Donald Trump Disputes 14th Amendment Plaintiff’s Standing in Ariz. Case – A lawyer for former President Donald Trump disputes anti-Trump 14th Amendment ballot crusader John Anthony Castro’s claim that he has standing to bring his federal lawsuit in Arizona. Castro, who registered as a presidential candidate to challenge Trump, claims that his ability to fundraise is hampered by the former president’s place on the ballot.
The U.S. Supreme Court refused to hear his appeal of a similar case he brought in Florida last summer earlier this month
Castro has claimed that Trump’s candidacy would harm his ability to fundraise; however, a Federal Election Commission report shows that Castro’s campaign has been self-funded to the tune of $20 million. He has not received other donations.
His FEC filing shows he has not done any other fundraising.
Federal Judge Ruled Last Month Castro Could Not Prove Case
Federal District Judge Douglas Rayes ruled last month that, “Mr. Castro has proffered no evidence that, were the Court to issue a TRO now, Mr. Trump would not receive contributions or support at current levels, or that Mr. Castro would receive more contributions or support than he is receiving now.”
Rayes continued, “The upshot is that Mr. Castro has not carried his heavy burden of showing that the Court must take immediate action—without hearing from the adverse parties—in order to avoid irreparable injury before the Court can resolve his preliminary injunction motion.”
Trump Attorney: Castro Lacks Standing
Trump attorney Tim La Sota contends the Texas tax attorney has no standing to sue because he cannot prove he would be damaged or harmed in any way by Trump’s place on the ballot.
La Sota also noted that the president is immune from the 14th Amendment’s clause barring people who engaged in insurrections from running for office or from holding office. He argued that the amendment applies to those who “previously taken an oath, as a member of Congress, or as an officer of the United States, or as a member of any state legislature, or an executive or judicial officer of any state, to support the Constitution of the United States.’’ The president is not among them.
“It establishes that the drafters of the 14th Amendment did not understand the president to be an officer of the United States,’’ he said.
Under the Insurrection Act of 1807, the president is the only officer of the federal government who can decide if an insurrection is underway. This was the case in April 1861 when Abraham Lincoln called for 70,000 volunteers to crush the Confederacy. George H.W. Bush was the last president to invoke the act in 1992 when he opted to send in the U.S. Marines from Camp Pendelton to restore order following the L.A. riots.
It would have been Trump’s call to have decided that the Jan. 6, 2021, Capitol riot was an insurrection. Trump talked about invoking the law in response to the self-described “George Floyd Uprising”; however, he was talked out of it by his advisers.
The hyperbole surrounding the Capitol riot was mocked by Republicans when they described this past week’s sit-in by a pro-Palestinian group in one of the Capitol Hill office buildings as an “insurrection.”

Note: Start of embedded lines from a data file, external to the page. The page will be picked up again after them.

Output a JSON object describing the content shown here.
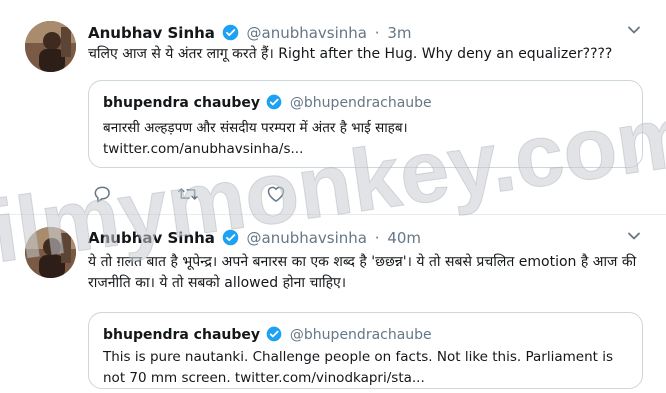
{
  "tweets": [
    {
      "author_name": "Anubhav Sinha",
      "handle": "@anubhavsinha",
      "separator": "·",
      "time": "3m",
      "text": "चलिए आज से ये अंतर लागू करते हैं। Right after the Hug. Why deny an equalizer????",
      "quote": {
        "author_name": "bhupendra chaubey",
        "handle": "@bhupendrachaube",
        "text": "बनारसी अल्हड़पण और संसदीय परम्परा में अंतर है भाई साहब।",
        "link": "twitter.com/anubhavsinha/s..."
      }
    },
    {
      "author_name": "Anubhav Sinha",
      "handle": "@anubhavsinha",
      "separator": "·",
      "time": "40m",
      "text": "ये तो ग़लत बात है भूपेन्द्र। अपने बनारस का एक शब्द है 'छछन्न'। ये तो सबसे प्रचलित emotion है आज की राजनीति का। ये तो सबको allowed होना चाहिए।",
      "quote": {
        "author_name": "bhupendra chaubey",
        "handle": "@bhupendrachaube",
        "text": "This is pure nautanki. Challenge people on facts. Not like this. Parliament is not 70 mm screen. twitter.com/vinodkapri/sta..."
      }
    }
  ],
  "watermark": "filmymonkey.com",
  "colors": {
    "text": "#14171a",
    "secondary": "#657786",
    "verified": "#1da1f2",
    "border": "#ccd6dd",
    "watermark": "#c9ccd1"
  },
  "icons": [
    "verified-badge-icon",
    "chevron-down-icon",
    "reply-icon",
    "retweet-icon",
    "like-icon"
  ]
}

John Rossomando is a defense and counterterrorism analyst and served as Senior Analyst for Counterterrorism at The Investigative Project on Terrorism for eight years. His work has been featured in numerous publications such as The American Thinker, The National Interest, National Review Online, Daily Wire, Red Alert Politics, CNSNews.com, The Daily Caller, Human Events, Newsmax, The American Spectator, TownHall.com, and Crisis Magazine. He also served as senior managing editor of The Bulletin, a 100,000-circulation daily newspaper in Philadelphia, and received the Pennsylvania Associated Press Managing Editors first-place award for his reporting. He writes opinion pieces for this publication.